A man fatally shot by police in New Plymouth had rammed a patrol car, starting a sequence of events that led to his death.
Kaoss Price, 22, was the man shot by police in New Plymouth. He was once described as a "one-man crime wave" following 12 months of consistent offending, a court judgment reveals.
The 22-year-old man was from Bell Block in Taranaki.
Police said Price was fatally shot during a vehicle stop in Devon Rd on Saturday about 9.30pm. A vehicle driven by an associate of Price's was travelling on State Highway 3 between New Plymouth and Waitara.
Price had been following another vehicle in a convoy that night. When officers stopped the first car Price then drove past, turned around and rammed the stationary police car, Assistant Police Commissioner Sandra Venables told reporters today.
Any further details were the subject of the ongoing investigation with a number of witness statements yet to be taken.
A critical incident investigation was underway to determine the circumstances of the incident, gathering all evidence, establishing whether force used was justified and whether anyone was liable.
"This is an incredibly difficult and tragic time for Mr Price's whānau who are grieving the loss of their loved one and I want them to know that they have our deepest sympathies."
The incident had also been "incredibly traumatic" for the officers involved.
"I am extremely grateful that [the officers] were not physically harmed."
Kaumātua had conducted a karakia last night before Price's body removed from the scene, Venables said.
An autopsy would be done in the coming days.
Venables said the scene examination of where the man was shot was still underway.
She would not divulge what level of experience the police officer had who shot Price.
Formal statements had yet to be taken from the officers involved, limiting what Venables could say about what happened.
The officers involved in the incident were not at work but were being supported. She said the priority was to support Price's whānau and police staff.
"We needed to make sure that everything was done right," Venables said.
She expected the scene examination was completed either today or tomorrow.
A person living nearby told the NZ Herald she was lying in bed when she heard a loud volley of gunfire on Saturday night.
"I heard a 'bang, bang, bang' and I thought, what on earth was that," the resident said.
"It sounded a lot louder than what you'd normally hear ... it sounded like a gun."
The Independent Police Conduct Authority was being notified and a critical incident investigation was under way.
Price's long history of offending was detailed during a successful High Court appeal of his sentence in November last year of two years, six months in prison on charges including burglary, police chases, failing to stop, escaping custody and theft.
Justice Christine Grice found Price's sentence was "manifestly excessive" and should have included a discount for his youth.
His final sentence was 23 months in prison, making him eligible for home detention.
Price's offending spanned about a year from November 2020 to October 2021 - earning him the title of a "one-man crime wave", as noted in the High Court decision.
After refusing to stop for police on November 5, 2020, Price drove towards oncoming traffic and almost hit schoolchildren when he approached a pedestrian crossing, forcing police to abandon their pursuit.

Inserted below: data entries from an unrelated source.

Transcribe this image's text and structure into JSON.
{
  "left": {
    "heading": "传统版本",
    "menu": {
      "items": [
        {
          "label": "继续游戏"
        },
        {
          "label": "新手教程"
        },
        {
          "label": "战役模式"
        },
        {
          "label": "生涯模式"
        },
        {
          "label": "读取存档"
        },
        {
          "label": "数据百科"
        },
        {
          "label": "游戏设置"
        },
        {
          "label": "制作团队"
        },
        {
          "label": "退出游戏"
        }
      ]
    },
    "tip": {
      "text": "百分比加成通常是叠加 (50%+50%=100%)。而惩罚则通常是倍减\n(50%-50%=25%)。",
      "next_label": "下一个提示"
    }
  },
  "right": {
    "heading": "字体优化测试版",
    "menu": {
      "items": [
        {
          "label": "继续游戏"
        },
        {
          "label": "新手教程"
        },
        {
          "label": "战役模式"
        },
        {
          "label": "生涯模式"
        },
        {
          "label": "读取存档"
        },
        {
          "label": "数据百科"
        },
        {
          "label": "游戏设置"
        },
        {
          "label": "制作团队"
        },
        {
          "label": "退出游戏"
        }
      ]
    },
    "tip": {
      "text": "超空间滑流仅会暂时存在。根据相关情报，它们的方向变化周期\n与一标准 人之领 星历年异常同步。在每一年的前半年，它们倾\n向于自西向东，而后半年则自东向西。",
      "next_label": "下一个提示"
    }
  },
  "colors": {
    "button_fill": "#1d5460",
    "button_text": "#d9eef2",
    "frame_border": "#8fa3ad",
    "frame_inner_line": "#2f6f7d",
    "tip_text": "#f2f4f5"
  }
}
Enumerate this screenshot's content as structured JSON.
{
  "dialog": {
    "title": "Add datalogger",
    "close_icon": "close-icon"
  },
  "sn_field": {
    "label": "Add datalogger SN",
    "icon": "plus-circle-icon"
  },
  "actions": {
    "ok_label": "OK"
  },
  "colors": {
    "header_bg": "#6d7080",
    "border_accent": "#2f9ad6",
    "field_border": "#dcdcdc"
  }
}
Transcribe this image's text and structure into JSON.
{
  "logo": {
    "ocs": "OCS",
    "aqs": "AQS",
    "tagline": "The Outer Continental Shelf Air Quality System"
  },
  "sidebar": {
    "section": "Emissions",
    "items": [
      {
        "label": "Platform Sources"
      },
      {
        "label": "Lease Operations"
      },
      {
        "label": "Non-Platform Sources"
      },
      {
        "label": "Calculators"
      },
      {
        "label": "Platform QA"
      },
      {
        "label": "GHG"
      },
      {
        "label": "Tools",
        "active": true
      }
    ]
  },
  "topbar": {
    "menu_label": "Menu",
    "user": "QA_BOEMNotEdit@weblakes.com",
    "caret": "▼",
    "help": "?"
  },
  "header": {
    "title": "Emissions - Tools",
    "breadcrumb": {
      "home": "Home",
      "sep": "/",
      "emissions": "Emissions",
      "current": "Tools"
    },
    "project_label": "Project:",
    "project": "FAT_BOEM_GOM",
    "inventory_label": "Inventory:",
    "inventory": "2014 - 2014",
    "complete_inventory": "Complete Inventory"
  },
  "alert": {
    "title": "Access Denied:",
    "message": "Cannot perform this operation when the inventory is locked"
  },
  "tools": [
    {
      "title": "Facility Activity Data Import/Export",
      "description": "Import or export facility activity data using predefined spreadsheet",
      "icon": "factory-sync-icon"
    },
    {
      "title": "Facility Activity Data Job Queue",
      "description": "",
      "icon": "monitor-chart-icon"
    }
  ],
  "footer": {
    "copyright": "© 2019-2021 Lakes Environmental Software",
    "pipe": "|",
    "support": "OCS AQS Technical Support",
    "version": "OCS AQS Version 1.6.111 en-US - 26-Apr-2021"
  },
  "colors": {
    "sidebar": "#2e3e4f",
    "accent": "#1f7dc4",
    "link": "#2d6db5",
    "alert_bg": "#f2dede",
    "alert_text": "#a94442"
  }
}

Later that day, Price crashed into two vehicles, one of which had young children inside. Inside his car, 2.5 grams of methamphetamine was found along with a knuckle duster.
The following month, Price was bailed to his grandmother's home where he stole almost $3000 worth of items, including a ring, phone and tinderbox, before driving off in her car while she slept, despite being suspended from driving.
Between May and July 2021, Price committed fuel theft on eight separate occasions.
When Price was found by police on May 28, he broke free as he was being handcuffed by an officer before running away.
On at least four occasions, Price escaped police while driving. There were two instances of Price being pulled over by officers before speeding off.
On another occasion, Price ignored requests to stop by police and drove through several stop signs, reaching 100 kilometres per hour in a 50km/h zone, narrowly missing a parked police vehicle.
On July 8 last year, Price entered a man's home while he slept before taking his keys and driving away in his car.